## [What needs to be done]
Every record below, from first to last, should be copied exactly; leave the pictures out.

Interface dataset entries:
== Segment start ==

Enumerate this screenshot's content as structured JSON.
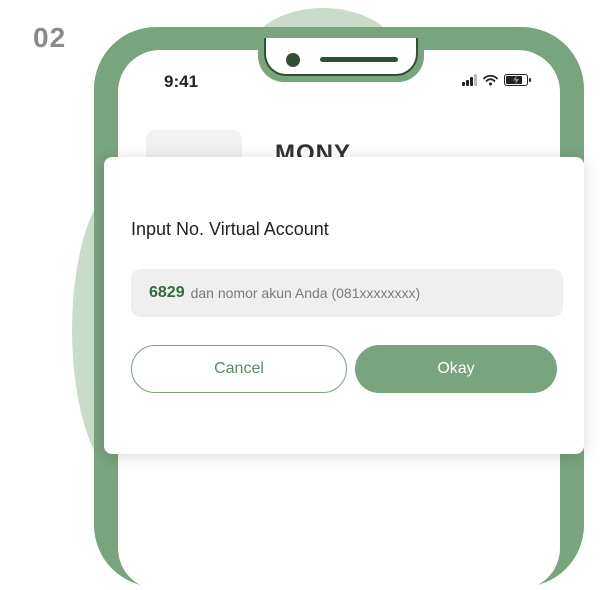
{
  "step_label": "02",
  "status_bar": {
    "time": "9:41"
  },
  "app": {
    "name": "MONY"
  },
  "dialog": {
    "title": "Input No. Virtual Account",
    "field": {
      "prefix": "6829",
      "placeholder": "dan nomor akun Anda (081xxxxxxxx)"
    },
    "cancel_label": "Cancel",
    "okay_label": "Okay"
  },
  "colors": {
    "accent": "#78a47e",
    "accent_dark": "#2f4f36",
    "blob": "#c9dcc9",
    "prefix_text": "#2f6b3c"
  }
}
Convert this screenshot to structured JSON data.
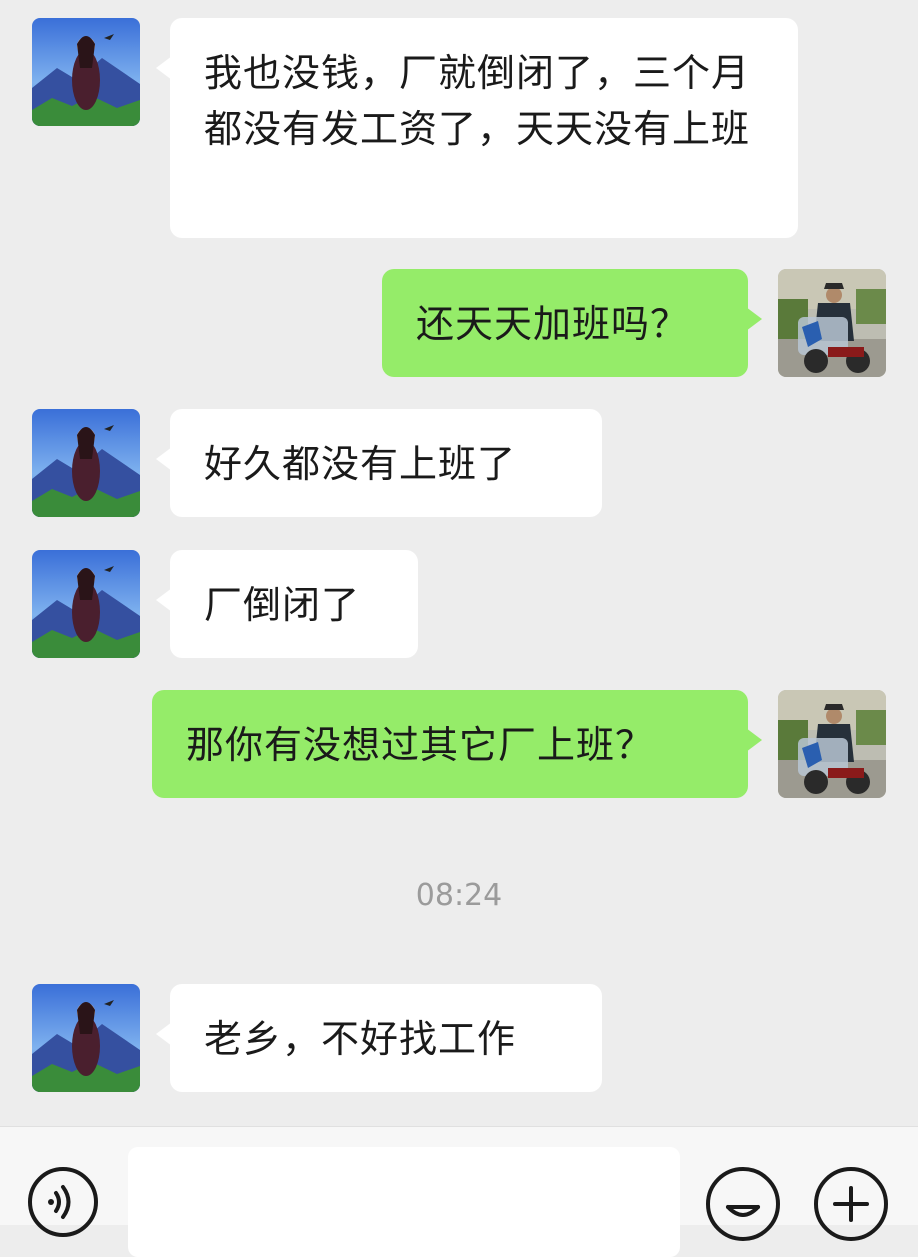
{
  "messages": [
    {
      "direction": "incoming",
      "text": "我也没钱，厂就倒闭了，三个月都没有发工资了，天天没有上班"
    },
    {
      "direction": "outgoing",
      "text": "还天天加班吗？"
    },
    {
      "direction": "incoming",
      "text": "好久都没有上班了"
    },
    {
      "direction": "incoming",
      "text": "厂倒闭了"
    },
    {
      "direction": "outgoing",
      "text": "那你有没想过其它厂上班？"
    },
    {
      "direction": "incoming",
      "text": "老乡，不好找工作"
    }
  ],
  "timestamp": "08:24",
  "input_bar": {
    "placeholder": "",
    "value": "",
    "voice_icon": "voice-icon",
    "emoji_icon": "emoji-icon",
    "plus_icon": "plus-icon"
  },
  "colors": {
    "background": "#ededed",
    "incoming_bubble": "#ffffff",
    "outgoing_bubble": "#95ec69",
    "timestamp": "#9b9b9b"
  }
}
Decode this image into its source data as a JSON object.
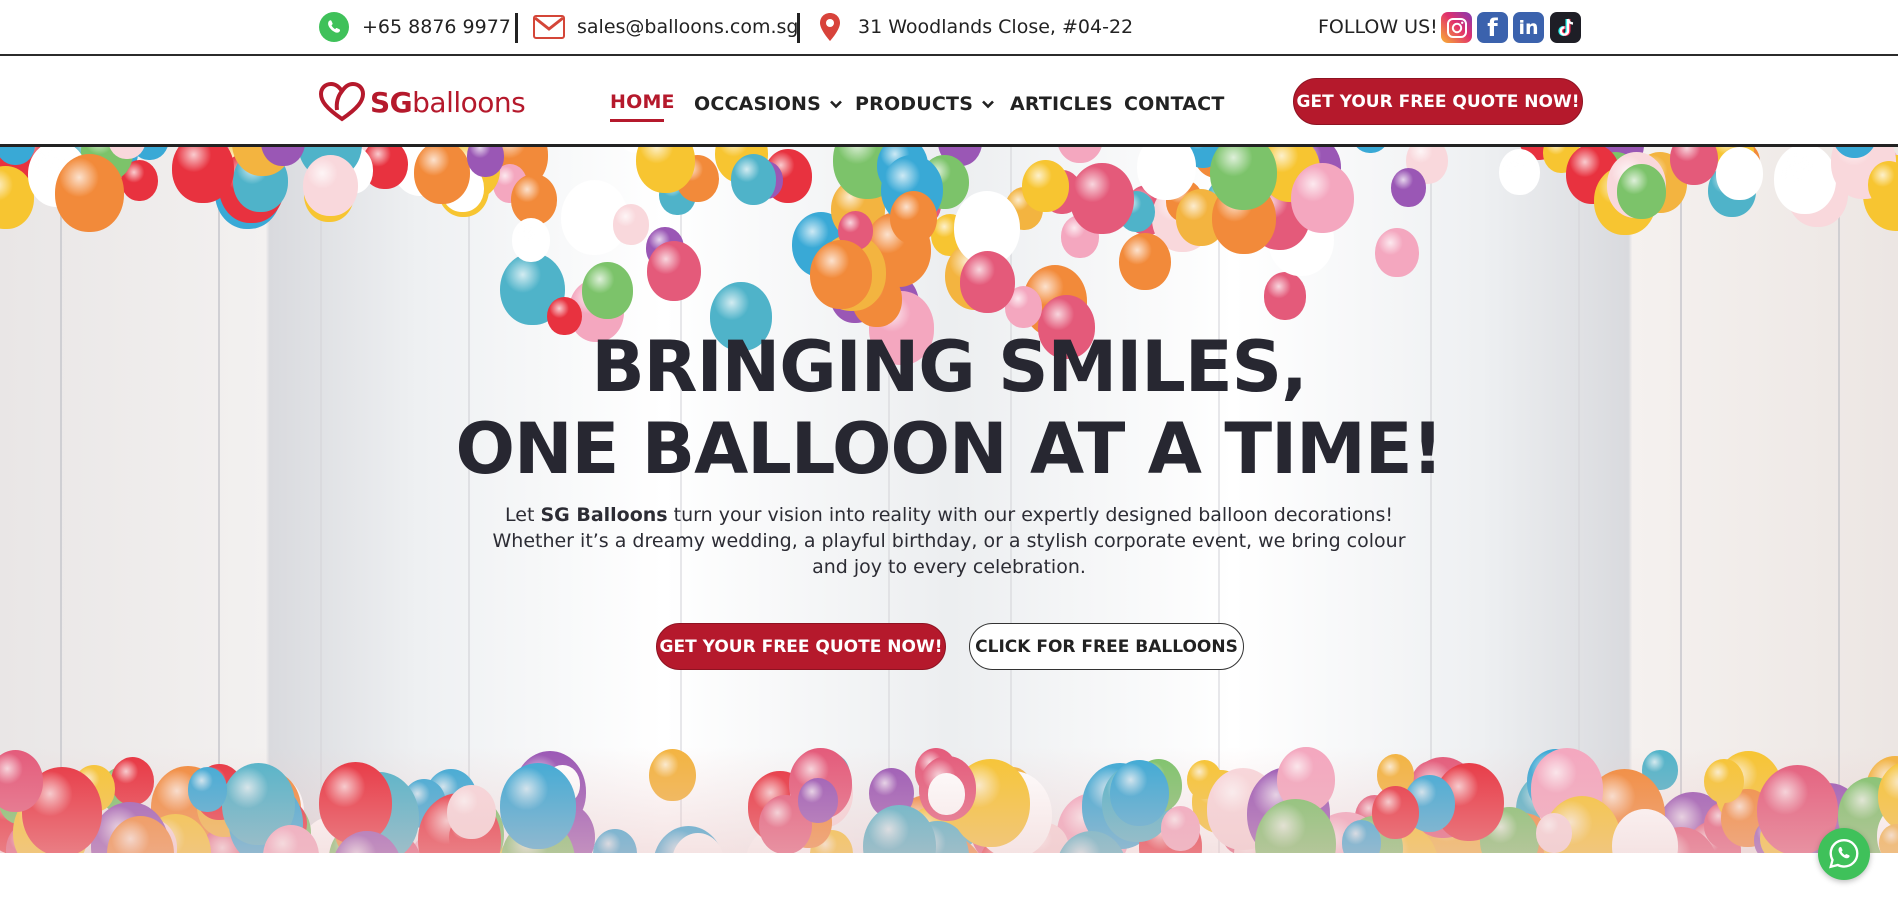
{
  "topbar": {
    "phone": "+65 8876 9977",
    "email": "sales@balloons.com.sg",
    "address": "31 Woodlands Close, #04-22",
    "follow_label": "FOLLOW US!",
    "socials": [
      "instagram-icon",
      "facebook-icon",
      "linkedin-icon",
      "tiktok-icon"
    ]
  },
  "brand": {
    "logo_prefix": "SG",
    "logo_suffix": "balloons",
    "accent_color": "#b5192c"
  },
  "nav": {
    "items": [
      {
        "label": "HOME",
        "active": true
      },
      {
        "label": "OCCASIONS",
        "dropdown": true
      },
      {
        "label": "PRODUCTS",
        "dropdown": true
      },
      {
        "label": "ARTICLES"
      },
      {
        "label": "CONTACT"
      }
    ],
    "cta": "GET YOUR FREE QUOTE NOW!"
  },
  "hero": {
    "headline_line1": "BRINGING SMILES,",
    "headline_line2": "ONE BALLOON AT A TIME!",
    "intro_before": "Let ",
    "intro_bold": "SG Balloons",
    "intro_after": " turn your vision into reality with our expertly designed balloon decorations! Whether it’s a dreamy wedding, a playful birthday, or a stylish corporate event, we bring colour and joy to every celebration.",
    "primary_button": "GET YOUR FREE QUOTE NOW!",
    "secondary_button": "CLICK FOR FREE BALLOONS"
  }
}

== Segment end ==

## [Task response]
Enumerate this screenshot's content as structured JSON.
{
  "step_label": "02",
  "status_bar": {
    "time": "9:41"
  },
  "app": {
    "name": "MONY"
  },
  "dialog": {
    "title": "Input No. Virtual Account",
    "field": {
      "prefix": "6829",
      "placeholder": "dan nomor akun Anda (081xxxxxxxx)"
    },
    "cancel_label": "Cancel",
    "okay_label": "Okay"
  },
  "colors": {
    "accent": "#78a47e",
    "accent_dark": "#2f4f36",
    "blob": "#c9dcc9",
    "prefix_text": "#2f6b3c"
  }
}
Convert this screenshot to structured JSON data.
{
  "messages": [
    {
      "direction": "incoming",
      "text": "我也没钱，厂就倒闭了，三个月都没有发工资了，天天没有上班"
    },
    {
      "direction": "outgoing",
      "text": "还天天加班吗？"
    },
    {
      "direction": "incoming",
      "text": "好久都没有上班了"
    },
    {
      "direction": "incoming",
      "text": "厂倒闭了"
    },
    {
      "direction": "outgoing",
      "text": "那你有没想过其它厂上班？"
    },
    {
      "direction": "incoming",
      "text": "老乡，不好找工作"
    }
  ],
  "timestamp": "08:24",
  "input_bar": {
    "placeholder": "",
    "value": "",
    "voice_icon": "voice-icon",
    "emoji_icon": "emoji-icon",
    "plus_icon": "plus-icon"
  },
  "colors": {
    "background": "#ededed",
    "incoming_bubble": "#ffffff",
    "outgoing_bubble": "#95ec69",
    "timestamp": "#9b9b9b"
  }
}
Decode this image into its source data as a JSON object.
{
  "topbar": {
    "phone": "+65 8876 9977",
    "email": "sales@balloons.com.sg",
    "address": "31 Woodlands Close, #04-22",
    "follow_label": "FOLLOW US!",
    "socials": [
      "instagram-icon",
      "facebook-icon",
      "linkedin-icon",
      "tiktok-icon"
    ]
  },
  "brand": {
    "logo_prefix": "SG",
    "logo_suffix": "balloons",
    "accent_color": "#b5192c"
  },
  "nav": {
    "items": [
      {
        "label": "HOME",
        "active": true
      },
      {
        "label": "OCCASIONS",
        "dropdown": true
      },
      {
        "label": "PRODUCTS",
        "dropdown": true
      },
      {
        "label": "ARTICLES"
      },
      {
        "label": "CONTACT"
      }
    ],
    "cta": "GET YOUR FREE QUOTE NOW!"
  },
  "hero": {
    "headline_line1": "BRINGING SMILES,",
    "headline_line2": "ONE BALLOON AT A TIME!",
    "intro_before": "Let ",
    "intro_bold": "SG Balloons",
    "intro_after": " turn your vision into reality with our expertly designed balloon decorations! Whether it’s a dreamy wedding, a playful birthday, or a stylish corporate event, we bring colour and joy to every celebration.",
    "primary_button": "GET YOUR FREE QUOTE NOW!",
    "secondary_button": "CLICK FOR FREE BALLOONS"
  }
}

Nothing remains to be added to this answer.